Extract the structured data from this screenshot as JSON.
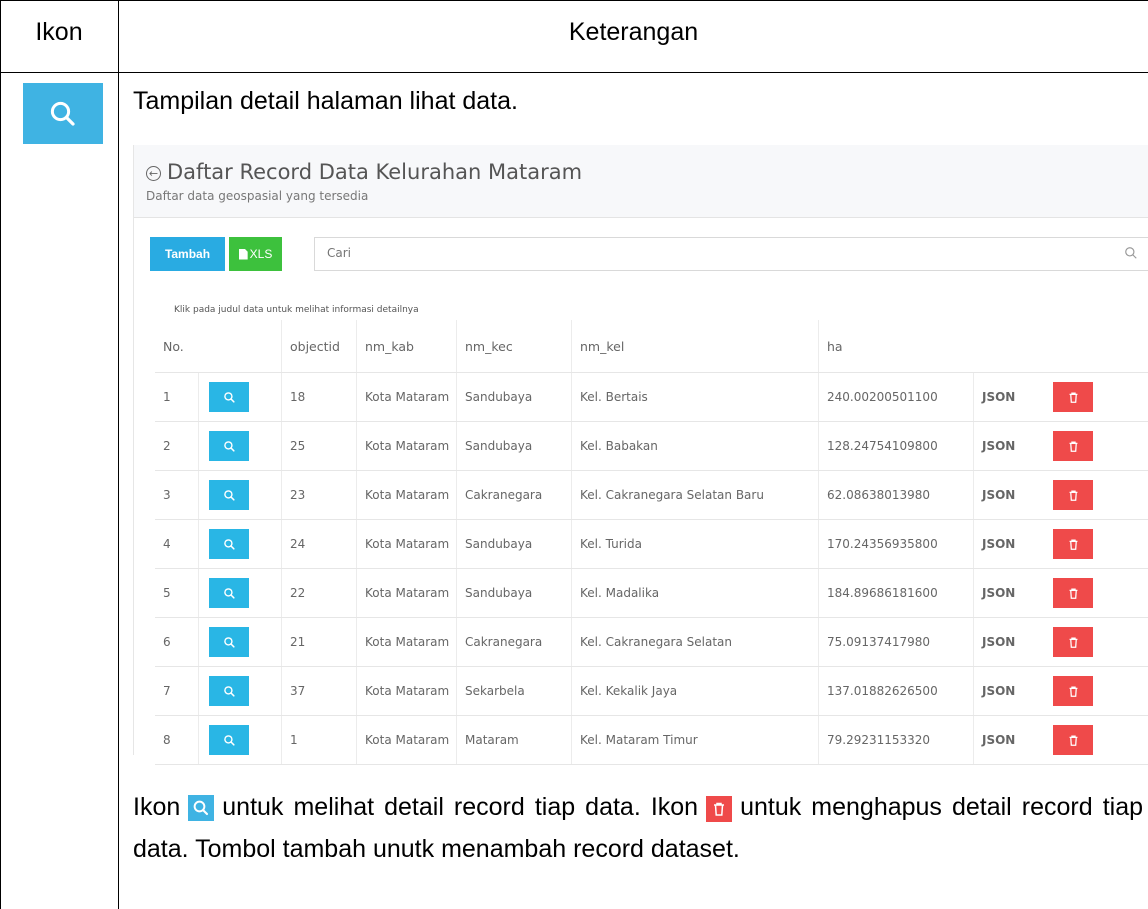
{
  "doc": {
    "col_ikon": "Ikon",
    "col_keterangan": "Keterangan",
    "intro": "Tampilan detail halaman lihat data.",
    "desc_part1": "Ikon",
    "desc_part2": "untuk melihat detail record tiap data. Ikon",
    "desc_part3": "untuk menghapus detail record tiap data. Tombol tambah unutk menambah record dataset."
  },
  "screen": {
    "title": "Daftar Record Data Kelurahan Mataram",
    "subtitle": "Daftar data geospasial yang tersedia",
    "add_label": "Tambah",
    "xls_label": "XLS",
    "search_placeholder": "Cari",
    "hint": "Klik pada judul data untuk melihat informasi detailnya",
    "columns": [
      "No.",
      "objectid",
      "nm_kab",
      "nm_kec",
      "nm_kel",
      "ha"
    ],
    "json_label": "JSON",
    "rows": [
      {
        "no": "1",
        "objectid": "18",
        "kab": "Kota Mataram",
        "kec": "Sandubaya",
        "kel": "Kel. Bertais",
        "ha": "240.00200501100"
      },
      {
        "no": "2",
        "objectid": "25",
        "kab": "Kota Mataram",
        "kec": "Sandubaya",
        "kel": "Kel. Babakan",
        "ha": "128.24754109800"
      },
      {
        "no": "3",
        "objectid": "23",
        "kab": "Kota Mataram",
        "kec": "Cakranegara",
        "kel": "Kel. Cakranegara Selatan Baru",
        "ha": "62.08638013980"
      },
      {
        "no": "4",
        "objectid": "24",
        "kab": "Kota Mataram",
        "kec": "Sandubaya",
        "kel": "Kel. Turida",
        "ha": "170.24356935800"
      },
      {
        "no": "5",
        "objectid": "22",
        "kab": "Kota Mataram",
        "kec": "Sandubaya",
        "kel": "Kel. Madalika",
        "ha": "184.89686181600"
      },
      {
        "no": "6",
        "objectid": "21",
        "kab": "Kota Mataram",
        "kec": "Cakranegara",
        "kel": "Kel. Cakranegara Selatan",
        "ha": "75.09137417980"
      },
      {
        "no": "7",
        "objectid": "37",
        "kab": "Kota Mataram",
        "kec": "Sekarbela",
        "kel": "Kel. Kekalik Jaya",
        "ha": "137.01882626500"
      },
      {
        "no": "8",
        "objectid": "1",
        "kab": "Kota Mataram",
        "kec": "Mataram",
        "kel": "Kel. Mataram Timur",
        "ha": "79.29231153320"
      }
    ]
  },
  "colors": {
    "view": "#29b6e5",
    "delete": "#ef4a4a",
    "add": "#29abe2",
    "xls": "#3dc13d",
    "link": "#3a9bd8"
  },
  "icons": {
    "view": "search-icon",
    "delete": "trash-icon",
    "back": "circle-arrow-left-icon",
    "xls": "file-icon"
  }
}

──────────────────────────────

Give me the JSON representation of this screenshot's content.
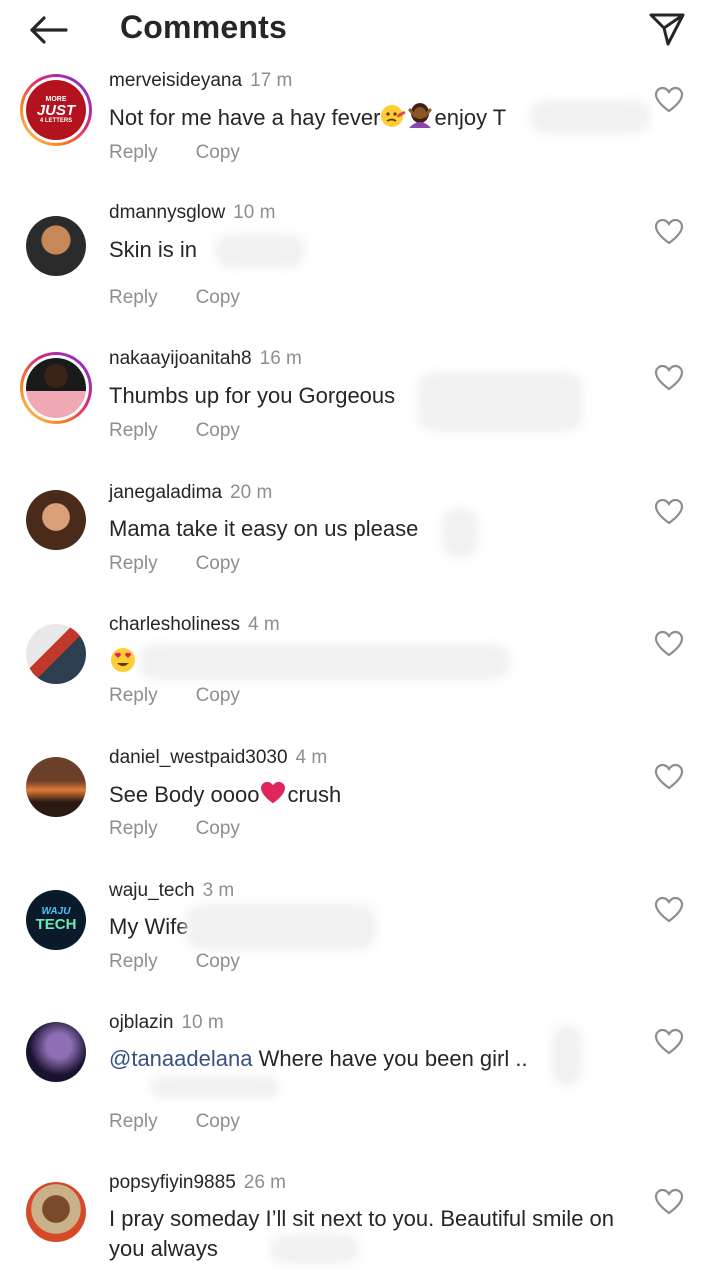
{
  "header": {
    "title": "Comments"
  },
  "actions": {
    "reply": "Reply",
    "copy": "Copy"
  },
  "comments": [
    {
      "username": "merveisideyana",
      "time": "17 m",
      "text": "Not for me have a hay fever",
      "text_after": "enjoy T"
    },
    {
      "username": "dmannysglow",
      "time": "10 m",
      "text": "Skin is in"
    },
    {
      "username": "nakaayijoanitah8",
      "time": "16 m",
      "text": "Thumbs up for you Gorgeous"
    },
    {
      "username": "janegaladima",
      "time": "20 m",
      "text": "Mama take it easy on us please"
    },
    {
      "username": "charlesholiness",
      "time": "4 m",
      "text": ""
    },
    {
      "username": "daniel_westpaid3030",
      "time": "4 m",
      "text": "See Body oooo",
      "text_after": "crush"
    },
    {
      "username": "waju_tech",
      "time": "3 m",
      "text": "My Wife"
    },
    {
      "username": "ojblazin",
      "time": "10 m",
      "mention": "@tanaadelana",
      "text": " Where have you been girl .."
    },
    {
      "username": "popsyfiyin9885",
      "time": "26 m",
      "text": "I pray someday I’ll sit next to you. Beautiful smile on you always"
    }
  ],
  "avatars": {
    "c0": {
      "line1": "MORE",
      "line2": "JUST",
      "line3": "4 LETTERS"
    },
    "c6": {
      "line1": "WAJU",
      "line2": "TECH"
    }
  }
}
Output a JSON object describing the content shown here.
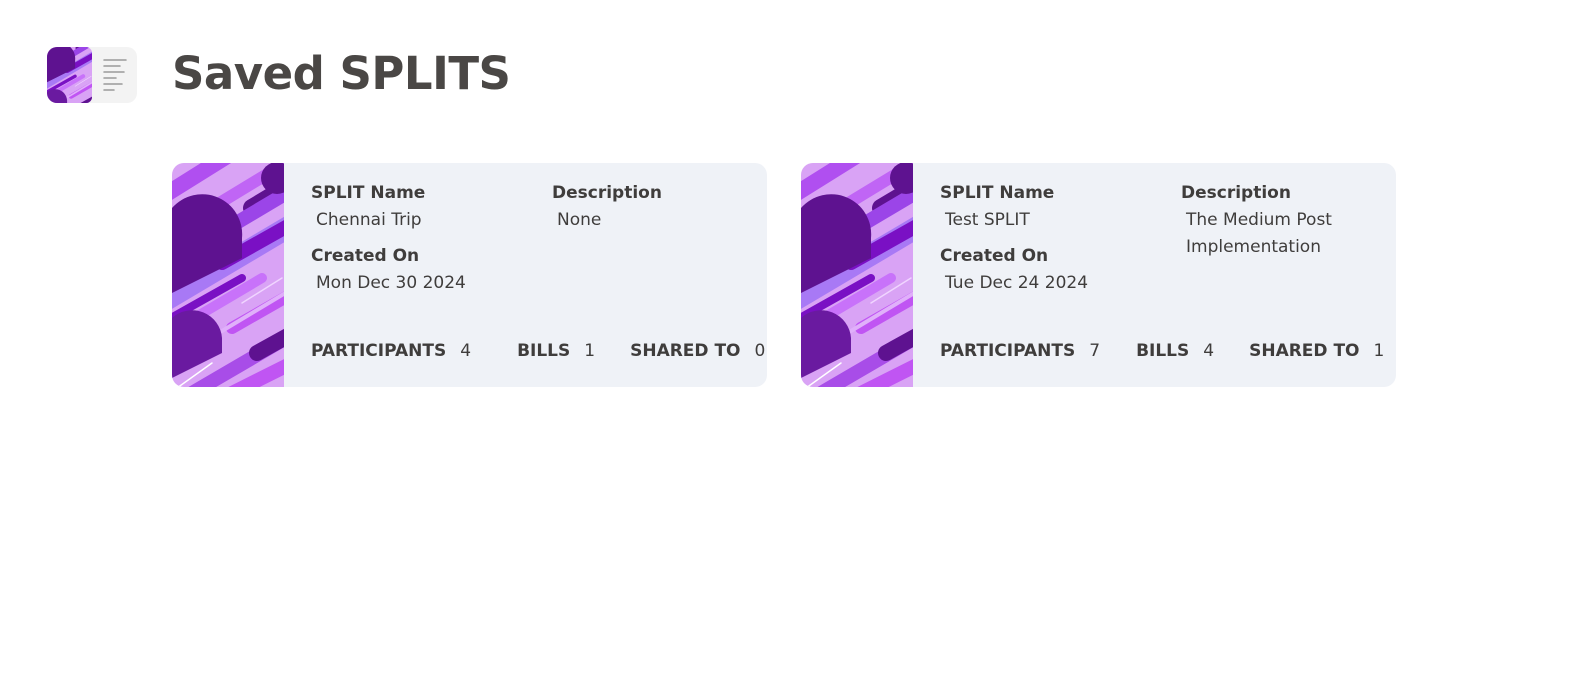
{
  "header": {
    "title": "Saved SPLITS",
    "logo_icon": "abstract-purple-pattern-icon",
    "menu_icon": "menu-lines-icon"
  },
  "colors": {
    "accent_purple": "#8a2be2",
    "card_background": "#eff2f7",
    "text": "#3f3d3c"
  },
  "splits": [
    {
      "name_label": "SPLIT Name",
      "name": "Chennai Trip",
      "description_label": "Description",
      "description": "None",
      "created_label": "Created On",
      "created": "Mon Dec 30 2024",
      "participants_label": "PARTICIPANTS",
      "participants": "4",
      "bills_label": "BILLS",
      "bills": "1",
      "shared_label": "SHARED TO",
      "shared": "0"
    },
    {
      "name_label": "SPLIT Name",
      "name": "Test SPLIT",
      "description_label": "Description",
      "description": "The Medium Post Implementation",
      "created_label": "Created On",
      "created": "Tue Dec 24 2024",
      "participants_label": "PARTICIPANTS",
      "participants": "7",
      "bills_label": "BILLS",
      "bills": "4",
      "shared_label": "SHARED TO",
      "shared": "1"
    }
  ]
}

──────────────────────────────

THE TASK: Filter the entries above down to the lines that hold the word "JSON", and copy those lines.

RESULT:
Extract the structured data from this screenshot as JSON.
    "json_label": "JSON",
Give me the JSON representation of this screenshot's content.
Output a JSON object describing the content shown here.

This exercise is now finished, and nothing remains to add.